BEGIN GIVEN ENTRIES

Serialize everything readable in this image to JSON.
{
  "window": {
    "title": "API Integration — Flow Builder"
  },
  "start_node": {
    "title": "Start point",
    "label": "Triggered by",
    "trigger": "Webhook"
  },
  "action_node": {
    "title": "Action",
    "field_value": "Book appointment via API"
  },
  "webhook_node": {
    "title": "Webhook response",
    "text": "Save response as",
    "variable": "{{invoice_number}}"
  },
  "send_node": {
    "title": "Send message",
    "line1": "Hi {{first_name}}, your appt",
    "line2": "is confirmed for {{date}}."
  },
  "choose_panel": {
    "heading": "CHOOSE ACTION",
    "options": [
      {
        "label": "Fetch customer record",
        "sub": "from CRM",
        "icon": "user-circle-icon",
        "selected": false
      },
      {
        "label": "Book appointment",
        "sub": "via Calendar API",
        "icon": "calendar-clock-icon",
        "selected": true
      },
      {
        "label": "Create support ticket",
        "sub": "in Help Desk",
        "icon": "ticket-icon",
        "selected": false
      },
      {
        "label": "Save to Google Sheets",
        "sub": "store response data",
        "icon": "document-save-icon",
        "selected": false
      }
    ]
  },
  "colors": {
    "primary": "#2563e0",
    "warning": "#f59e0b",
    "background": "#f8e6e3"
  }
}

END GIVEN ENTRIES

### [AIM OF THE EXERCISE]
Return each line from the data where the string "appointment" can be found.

### [YOUR SOLUTION]
    "field_value": "Book appointment via API"
        "label": "Book appointment",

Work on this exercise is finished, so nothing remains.